Mike, Andrew - The S&S machine is the perfect compliment to a hectic travel schedule. Enjoy.

Aram - They are indeed. So PRO. Check out this post from last November. Mavic Classics

Chris D - Thanks for the vote!

Rosey - The Ritchey Break-Away was introduced the year after I bought my S&S and I do like the way it looks. So clean.

Zank - PRO. Hup, Hup!

Timothy - The Axiom is the perfect bike for couplers. Sometimes I wish I had opted for a road bike set-up. Either way, S&S adds a new dimension to the usefullness of your machine.

Jared Roy - Thanks for the linkage. I did the same for you.

Pompier - There is nothing more PRO - literally than the set up you have.

pompier said...

Hey Freddy,
I also picked up some nos mavic paris roubaix ssc rims, I am trying to decide what hubs to build them up with, I run campy record, what do you think??

Radio Freddy said...

Pompier - A classic rim no doubt. I vote for black '08 Record hubs with a nice butted spoke. Tied and soldered as an ode to the PR SSCs. - RF

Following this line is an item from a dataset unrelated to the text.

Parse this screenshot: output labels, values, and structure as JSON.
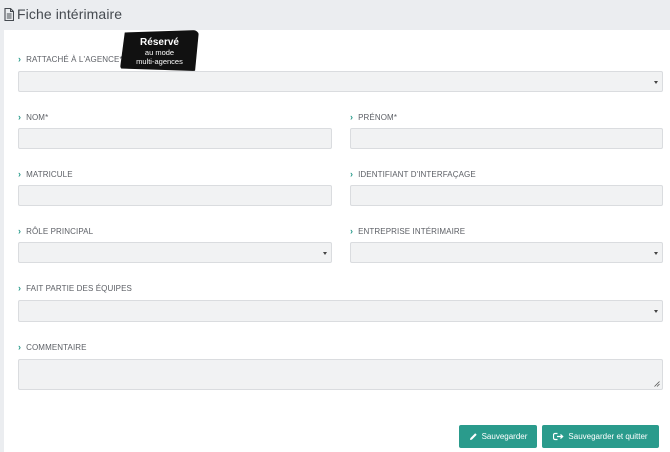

pompier said...

Thats what I was thinking for those pr rims! I also see you are a big fan of ochsner water bottles, I worked for ochsner for a time before getting hired as a firefighter, I have cases of the bottles as well as a couple of team jerseys! I still stop by to see the guys!

pompier said...

hey freddy, did you see the last post i left?

Radio Freddy said...

Pompier - The guys at the Ox are a great crew. The water bottles are the best out there, I have become a serious fan of the Tacx bottles and cages. PRO. - RF

Eric said...

Very nice bike. I'm considering a Muse with a very similar setup. I currently have a cross bike with S&S couplers that I ride fixed, free, and Rohloff.
I also have a Seven Odonota with S&S couplers. Both bikes have seen a lot of travels.

I didn't do the cross bike quite right, it has rear facing dropouts that make using the Rohloff more difficult than it should be. I ride it single speed fixed/free most of the time because of that.

The muse should fix all of that with slider dropouts.

You may want to consider a Rohloff rear wheel. it has none of the hassles of a derailer, it has quick disconnects near the hub that make it easy to switch out, and you can use the same length chain as you do for single speed, the cable guides mount on top of the rear canti pivot and are easily removable.

I cut slots in the mount so all I have to do is unscrew the adjusting barrel and all the cables come right off.

The Rohloff performs wonderfully in all situations. Even on club rides. It does make the bike feel tail heavy, but isn't any heavier than most
derailleur setups.